So, too, is a local public prosecutor who has just launched an inquiry to examine complaints of unjustifiably high oil prices, despite the plunge in crude oil prices.
Last December, crude oil was selling for 110.62 dollars a barrel, compared to 71.60 dollars a barrel a couple of days ago, on December 2, a 35 percent year-on-year decline. Converting the two prices into the euro currency results in a price of 80.73 euros a barrel for last December and 57.6 euros per barrel this December, a 28 percent decline.
Taking into account the international price of oil (platts), whose course follows the price level of crude oil, while also being influenced by other factors such as seasonal demand, a comparison of the aforementioned points in time reveals a 25 percent drop, from 696 euros per ton last December to 523 euros per ton two days ago. The level of decline has been similar at Greek refineries, from 561.5 euros per cubic ton to 441.3 euros per cubic ton, a 21 percent drop. Despite these declines, the cost of unleaded petrol at the pump, for the same period, costs drivers just 9 percent less, from 1.65 euros a liter last December to 1.50 euros this December.
However, this discrepancy between the price drop of crude oil and the price drop att the pump for consumers is attributed to taxes imposed on oil, including a special consumption tax (EFK). Greece’s special consumption tax rate ranks as the third highest in the European Union, behind the Netherlands and Italy.
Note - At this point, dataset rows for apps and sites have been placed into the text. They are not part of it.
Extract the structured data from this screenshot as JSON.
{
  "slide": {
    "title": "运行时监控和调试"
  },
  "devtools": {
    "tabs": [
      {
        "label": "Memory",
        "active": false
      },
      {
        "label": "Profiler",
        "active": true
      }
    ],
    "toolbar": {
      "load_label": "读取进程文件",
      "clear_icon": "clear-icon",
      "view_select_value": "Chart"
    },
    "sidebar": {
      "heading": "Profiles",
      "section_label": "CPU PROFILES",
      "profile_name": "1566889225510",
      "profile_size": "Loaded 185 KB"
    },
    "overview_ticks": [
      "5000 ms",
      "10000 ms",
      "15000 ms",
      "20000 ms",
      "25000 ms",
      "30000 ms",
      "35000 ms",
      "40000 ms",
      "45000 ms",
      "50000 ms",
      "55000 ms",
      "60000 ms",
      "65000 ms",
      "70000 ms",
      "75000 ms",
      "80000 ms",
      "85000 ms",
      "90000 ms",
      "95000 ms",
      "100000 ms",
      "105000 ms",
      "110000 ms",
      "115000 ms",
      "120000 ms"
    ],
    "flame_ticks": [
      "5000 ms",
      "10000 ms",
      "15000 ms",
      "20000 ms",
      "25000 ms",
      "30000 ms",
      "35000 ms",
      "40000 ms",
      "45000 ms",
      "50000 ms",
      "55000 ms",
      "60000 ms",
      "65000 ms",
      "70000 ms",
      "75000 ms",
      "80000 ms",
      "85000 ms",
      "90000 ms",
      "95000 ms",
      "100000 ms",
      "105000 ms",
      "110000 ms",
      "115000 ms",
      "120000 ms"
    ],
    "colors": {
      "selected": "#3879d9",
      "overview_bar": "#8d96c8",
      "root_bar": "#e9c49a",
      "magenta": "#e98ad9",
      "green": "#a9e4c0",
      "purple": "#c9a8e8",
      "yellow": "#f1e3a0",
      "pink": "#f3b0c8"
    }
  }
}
In Greece, taxes imposed on fuel represent 63 percent of the retail price. Therefore, the 21 percent price decline at refineries influences just 37 percent of the retail price. As such, the 9 percent price decline at the pump for drivers cannot be lowered any further.
The exchange rate between the dollar and euro is also a crucial factor, as oil purchases are dollar-denominated. The euro has lost considerable ground against the dollar, making oil purchases in the EU more expensive.
The market trends observed for heating fuel are similar. The international price of heating fuel fell by 26 percent for the same period, from 678 euros a ton last December, to 501.05 euros two days ago. The heating fuel price at refineries declined 24 percent, from 620.50 euros per cubic meter to 473.92 euros per cubic meter.
Once again, this price drop concerns only the actual fuel. Taxes in Greece for heating fuel represent 61.5 percent of the total retail price, as they are slightly lower than the total amount of taxes imposed on transportation fuel. Greece is ranked fourth in Europe for the level of taxes on heating fuel. Based on this data, the required price decline for heating fuel is 15 percent. Heating fuel has dropped from from 1.27 euros per liter last December to 1 euro per liter this December, a 21 percent decline, but, taking into account a reduction to the EFK rate implemented this year, the actual decline works out to precisely 15 percent.